The aim of this project is to explore the following aspects of the clinical profile of duloxetine in adult depression: i) the effect on different symptoms, ii) then time course for the effect on different symptoms, iii) the possible relationship between side effects and response, iv) the possible association between baseline symptom profile and response, v) the possible influence of gender and age on response, vi) the possible dose-dependency of the response and vii) possible differences versus SSRIs with respect to effect on individual items.

Study Data Provided

LILLY-F1J-US-HMFA: Duloxetine Versus Placebo in the Long-Term Treatment of Patients With Late-Life Major Depression
LILLY-F1J-MC-HMAI: A Double-Blind, Placebo- and Clomipramine-Controlled Study of Duloxetine in Patients with Major Depression
LILLY-F1J-MC-HMAQ(A): Duloxetine Versus Placebo in the Treatment of Major Depression
LILLY-F1J-MC-HMAQ(B): Duloxetine Versus Placebo in the Treatment of Major Depression
LILLY-F1J-MC-HMAT(A): Duloxetine Versus Placebo and Paroxetine in the Acute Treatment of Major Depression
LILLY-F1J-MC-HMAT(B): Duloxetine Versus Placebo and Paroxetine in the Acute Treatment of Major Depression
LILLY-F1J-MC-HMAY(A): -Duloxetine Versus Placebo and Paroxetine in the Treatment of Major Depression
LILLY-F1J-MC-HMAY(B): Duloxetine Versus Placebo and Paroxetine in the Treatment of Major Depression
LILLY-F1J-MC-HMBH(A): Duloxetine Once-Daily Dosing Versus Placebo in the Acute Treatment of Major Depression
LILLY-F1J-MC-HMBH(B): Duloxetine Once-Daily Dosing Versus Placebo in the Acute Treatment of Major Depression
LILLY-F1J-US-HMCR: Duloxetine Versus Escitalopram and Placebo in the Treatment of Patients With Major Depression
LILLY-F1J-MC-HMAH: Duloxetine 20/30 mg vs. Placebo in Major Depression
LILLY-F1J-MC-HMCK: A Double-Blind, Efficacy and Safety Study of Duloxetine Versus Placebo in the Treatment of Children and Adolescents With Major Depressive Disorder
LILLY-F1J-MC-HMCL: A Double-Blind, Efficacy and Safety Study of Duloxetine Versus Placebo in the Treatment of Children and Adolescents With Major Depressive Disorder
LILLY-F1J-MC-HMBV: Duloxetine Versus Placebo in the Treatment of Elderly Patients With Major Depressive Disorder

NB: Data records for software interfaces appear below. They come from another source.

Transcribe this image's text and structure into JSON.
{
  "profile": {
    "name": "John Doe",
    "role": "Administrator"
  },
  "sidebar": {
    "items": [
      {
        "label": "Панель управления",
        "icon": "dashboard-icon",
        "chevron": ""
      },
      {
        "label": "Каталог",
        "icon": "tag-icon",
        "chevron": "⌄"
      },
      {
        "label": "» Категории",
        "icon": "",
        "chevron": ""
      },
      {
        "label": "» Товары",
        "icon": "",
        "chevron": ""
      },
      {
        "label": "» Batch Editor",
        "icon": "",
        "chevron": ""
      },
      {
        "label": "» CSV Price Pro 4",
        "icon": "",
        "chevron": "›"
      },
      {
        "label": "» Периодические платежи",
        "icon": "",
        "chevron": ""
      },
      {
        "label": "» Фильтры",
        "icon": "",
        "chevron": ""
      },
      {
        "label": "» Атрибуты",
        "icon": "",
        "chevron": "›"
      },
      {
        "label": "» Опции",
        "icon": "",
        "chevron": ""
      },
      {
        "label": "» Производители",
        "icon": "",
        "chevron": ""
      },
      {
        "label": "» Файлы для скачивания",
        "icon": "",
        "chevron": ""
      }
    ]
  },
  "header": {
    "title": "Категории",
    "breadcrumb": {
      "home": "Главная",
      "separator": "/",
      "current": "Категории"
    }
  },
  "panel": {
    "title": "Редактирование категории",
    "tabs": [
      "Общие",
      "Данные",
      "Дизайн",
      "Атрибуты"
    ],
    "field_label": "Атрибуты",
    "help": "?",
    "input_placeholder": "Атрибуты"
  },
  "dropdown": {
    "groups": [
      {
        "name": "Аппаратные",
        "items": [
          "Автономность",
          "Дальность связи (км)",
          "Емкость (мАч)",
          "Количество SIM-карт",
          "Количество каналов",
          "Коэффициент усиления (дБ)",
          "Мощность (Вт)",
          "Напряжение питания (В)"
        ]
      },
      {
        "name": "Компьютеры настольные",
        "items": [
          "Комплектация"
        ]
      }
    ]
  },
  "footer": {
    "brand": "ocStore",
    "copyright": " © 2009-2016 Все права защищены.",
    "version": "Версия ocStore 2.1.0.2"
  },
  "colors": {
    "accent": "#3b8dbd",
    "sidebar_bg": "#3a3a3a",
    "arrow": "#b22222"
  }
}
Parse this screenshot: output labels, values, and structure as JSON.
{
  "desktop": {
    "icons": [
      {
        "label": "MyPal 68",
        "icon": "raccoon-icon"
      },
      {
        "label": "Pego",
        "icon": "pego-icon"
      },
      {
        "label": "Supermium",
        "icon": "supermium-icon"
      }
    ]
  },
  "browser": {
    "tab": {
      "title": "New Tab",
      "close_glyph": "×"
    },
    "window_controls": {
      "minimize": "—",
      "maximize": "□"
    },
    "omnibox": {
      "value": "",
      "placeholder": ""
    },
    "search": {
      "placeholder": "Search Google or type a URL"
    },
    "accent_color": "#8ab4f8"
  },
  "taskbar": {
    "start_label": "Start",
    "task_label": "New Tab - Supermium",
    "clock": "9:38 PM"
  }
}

Statistical Analysis Plan

Publication Citation

The publication citation will be added after the research is published.

Summary Results

Results summary or link will be posted when available.